A deeper problem occurs when the punctuation is absent or its use is incorrect use; it is impossible to convey the intended message to the reader. Read the following without punctuation signals a reader usually expects.
Although Robert is an intelligent student he could not get into Harvard for his undergraduate studies. The admission committee said we are sorry to inform you about this news because you did not fill out the application accurately.
The paragraph above does not impede the meaning, but conventional punctuation and mechanics clarify the sense further.
Although Robert is an intelligent student, he could not get into Harvard for his undergraduate studies. The admission committee said, “We are sorry to inform you about this news because you did not fill out the application form accurately.”
This problem is somewhat similar to verbosity, but slightly distinct because some writers tend to not only use extra words or repeat words but also duplicate ideas. Good writers do not reproduce either because redundant writing becomes boring. The reader loses interest in it which is the worst for a writer.
Look at this example if you don’t want it to happen to your writing.

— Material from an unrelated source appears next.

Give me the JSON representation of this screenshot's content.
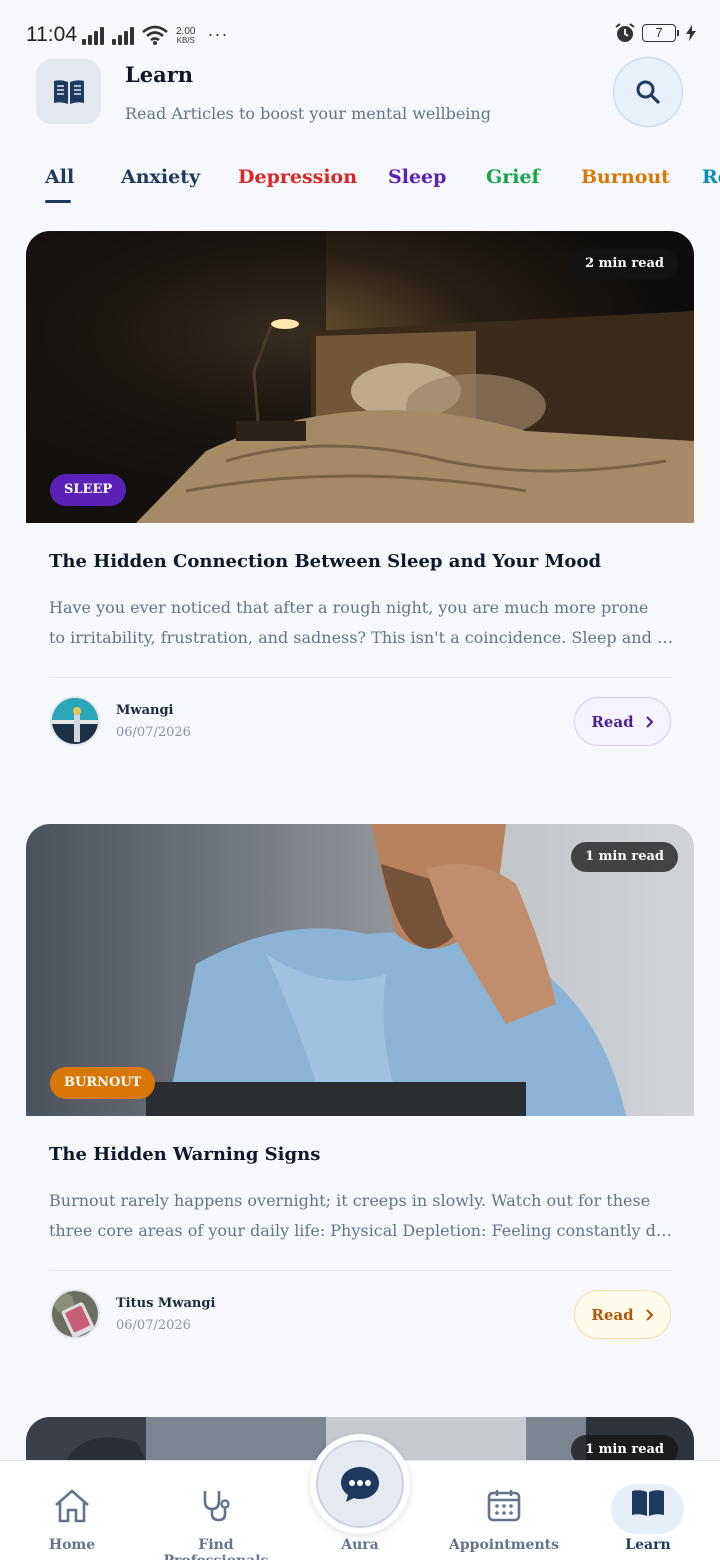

I am reading a book. I got it as a gift from my father on my birthday. I like it because it is very interesting. The book talks about issues that I really want to know more about.
“I” is an example of repetitiveness here. A better way to write it is the way stated previously.
I am reading a book. My father gifted it to me on my birthday. I like it because it is very interesting. The book talks about issues that I really want to know more about.
“I” is used two times and not consecutively. Only a minuscule change of “my” made a big difference.
- Lack of Specificity
Good writing does not beat about the bush, but it is specific and to the point. It deals with a particular subject and doesn’t get into generalizations. The moment it generalizes, writing loses its focus, rhythm and goal.
Most often when I review personal statements of students for college or university admissions, I find generalizations such as “After returning to my country, I will solve many of its problems.” This statement is an example of extremely over-generalized writing.
It has two problems. One, you can’t solve “many problems” because they are huge. Two, it is not clear to the reader what those issues are. And this is what I mean by writing losing its focus and goal precisely.
Author: Aslam is a writing Lecturer and Ph.D. student of Global Affairs at Rutgers University. He can be reached at email@example.com or @aslam_Kakar